There’s no doubt about it, living in Qatar, surrounded by filthy rich Qatari’s that drive, Maserati’s, Lamborghini’s and have their drivers and maids cart their shopping home in top of the range Range Rovers, can be intimidating. Especially when you’re to the pin of your collar trying to keep a second hand Pajero on the road here to keep up the expat jones and put a few quid together to see yourself be the proud owner of a mortgage on a 4 bed detached with enough room to build a conservatory out the back should you ever get off the middle east hamster wheel.
There are few times when us humble Irish expats feel superior or even on a par with the lush lifestyle that most Qatari’s enjoy but this week was different. This week, on the 14thFebruary, was National Sports Day in Qatar. Of course, we Irish being no strangers to sport felt at home. National sports day is a fairly recent revelation in Doha and is to promote exercise and sport among all walks of life in Qatar. Companies, businesses and schools close for the day, but bakeries, restaurants and fast food chains, remain as busy as ever. Aspire Park, the Corniche, Katara and several other outdoor venues around Doha planned fun events in an attempt to tempt folks to move past Cinnabon and Burger King and into the fresh air for exercise. This same week Doha was hosting the Qatar Total Open, the professional women’s tennis tournament, what a treat to have events of that caliber on your doorstep, again, seems Qatari’s can buy anything they want.

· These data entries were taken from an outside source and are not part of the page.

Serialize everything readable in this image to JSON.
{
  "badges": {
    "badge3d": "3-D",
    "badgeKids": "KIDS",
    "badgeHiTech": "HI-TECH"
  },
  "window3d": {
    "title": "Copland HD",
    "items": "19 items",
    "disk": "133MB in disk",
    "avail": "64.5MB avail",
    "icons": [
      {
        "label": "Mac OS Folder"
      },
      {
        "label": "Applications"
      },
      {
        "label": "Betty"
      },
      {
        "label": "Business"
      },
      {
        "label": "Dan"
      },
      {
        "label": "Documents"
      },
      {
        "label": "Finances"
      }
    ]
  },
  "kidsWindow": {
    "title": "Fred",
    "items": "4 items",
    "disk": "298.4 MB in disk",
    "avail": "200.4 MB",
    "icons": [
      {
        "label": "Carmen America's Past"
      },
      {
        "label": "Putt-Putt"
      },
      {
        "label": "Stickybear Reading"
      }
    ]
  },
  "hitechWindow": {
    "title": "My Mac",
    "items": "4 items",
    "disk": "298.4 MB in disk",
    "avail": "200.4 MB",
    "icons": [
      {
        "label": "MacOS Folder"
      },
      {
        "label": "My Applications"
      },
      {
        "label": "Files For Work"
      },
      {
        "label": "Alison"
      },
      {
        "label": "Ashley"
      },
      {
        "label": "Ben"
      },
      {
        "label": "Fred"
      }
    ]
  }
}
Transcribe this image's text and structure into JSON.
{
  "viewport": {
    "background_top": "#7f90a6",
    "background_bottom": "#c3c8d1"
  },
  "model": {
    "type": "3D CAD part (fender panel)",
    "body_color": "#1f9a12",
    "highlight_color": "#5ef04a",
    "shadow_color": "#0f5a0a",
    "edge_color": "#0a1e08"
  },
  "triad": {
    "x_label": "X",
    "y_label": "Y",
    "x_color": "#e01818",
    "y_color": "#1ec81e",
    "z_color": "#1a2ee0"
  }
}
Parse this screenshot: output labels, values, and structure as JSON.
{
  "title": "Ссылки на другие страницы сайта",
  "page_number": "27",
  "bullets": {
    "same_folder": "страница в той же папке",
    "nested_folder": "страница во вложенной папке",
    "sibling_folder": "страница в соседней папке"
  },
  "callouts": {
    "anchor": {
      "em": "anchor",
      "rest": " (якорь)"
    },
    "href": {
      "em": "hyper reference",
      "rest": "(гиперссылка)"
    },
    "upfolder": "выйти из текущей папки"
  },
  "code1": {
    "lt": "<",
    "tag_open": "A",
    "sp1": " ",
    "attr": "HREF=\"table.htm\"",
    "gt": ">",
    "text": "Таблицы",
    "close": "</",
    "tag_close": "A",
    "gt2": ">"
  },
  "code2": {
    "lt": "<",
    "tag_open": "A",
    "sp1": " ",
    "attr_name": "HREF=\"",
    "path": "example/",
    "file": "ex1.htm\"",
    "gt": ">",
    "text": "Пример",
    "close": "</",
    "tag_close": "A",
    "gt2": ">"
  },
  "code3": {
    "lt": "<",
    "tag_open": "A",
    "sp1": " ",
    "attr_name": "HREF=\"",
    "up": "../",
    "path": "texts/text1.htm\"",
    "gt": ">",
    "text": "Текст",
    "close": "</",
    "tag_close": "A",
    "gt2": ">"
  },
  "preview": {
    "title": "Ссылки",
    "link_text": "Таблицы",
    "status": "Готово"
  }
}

So at the start of the week, we stood and gawped at the speed and efficiency at which these events were arranged. Hoarding, boarding, seating and signage, erected in a flash and no mayhem, certainly none reported, in the papers or online, so we assume all went smooth.
But the start of the week a most alarming thing happened, it rained in Qatar. Of course every Paddy worth their salt, loved it. Apart from Tayto’s and Rashers, rain is almost the most indigenous thing to Ireland and the most thing that reminds us of home. There is nothing more etched in our psyche than conversations about rain so this week in Qatar, the floodgates opened on all our stifled conversations we’ve stored since we’ve left home and off we went, ‘it’s down for the day’, ‘it’s going to get worse’, ‘everywhere will be flooded’, ‘there’s worse to come’, all the old adages we haven’t used in years, we doled them out goodo. Even the kids were in on it, ‘will the school be closed?’, my heart swelled, they were certainly Irish with that comment.
Then another alarming thing happened, the forecast said that it was going to rain for the week! Now this was where we really reveled and as the plans for National Sports Day were scuppered and the rain wreaked havoc at the Qatar Open on Valentine’s Day seeing one of the eleven scheduled matches completed, we no longer felt the intimidation of the fast cars and fat wallets, we were at home. At home when the rain was seeing the nation that could buy anything, up to their ankles in water.
Five days of incessant rain in Qatar and the roads were flooded, the malls were leaking and the paint was bubbling on the front of the houses and buildings as 99.9 times out of a hundred there is no need for soffit and fascia but this week was the exception.
Everyone, ducked and dived, hunched and huddled to the nearest shelter, everyone except us Irish, we stood tall, stoic in the face of drizzle, mist and rain, because we’re born to it. And also born to tutting about events being spoiled by the rain so this week in Qatar, swamped in rainwater and the best laid plans that never happened, Qatar felt closer to home than ever before. Maybe it’s not wealth, oil and religion that sets us apart, maybe it was just a shower of rain all along.
I will note that determined in their own ambition to succeed, nowhere is it reported in Qatar that National Sports Day and the Tennis have been ruined by the rain. Then again, this is the same media that don’t report temperatures over 50’c or deaths on building sites, or exploitation of workers. Bye for now from Sunny Side up Doha.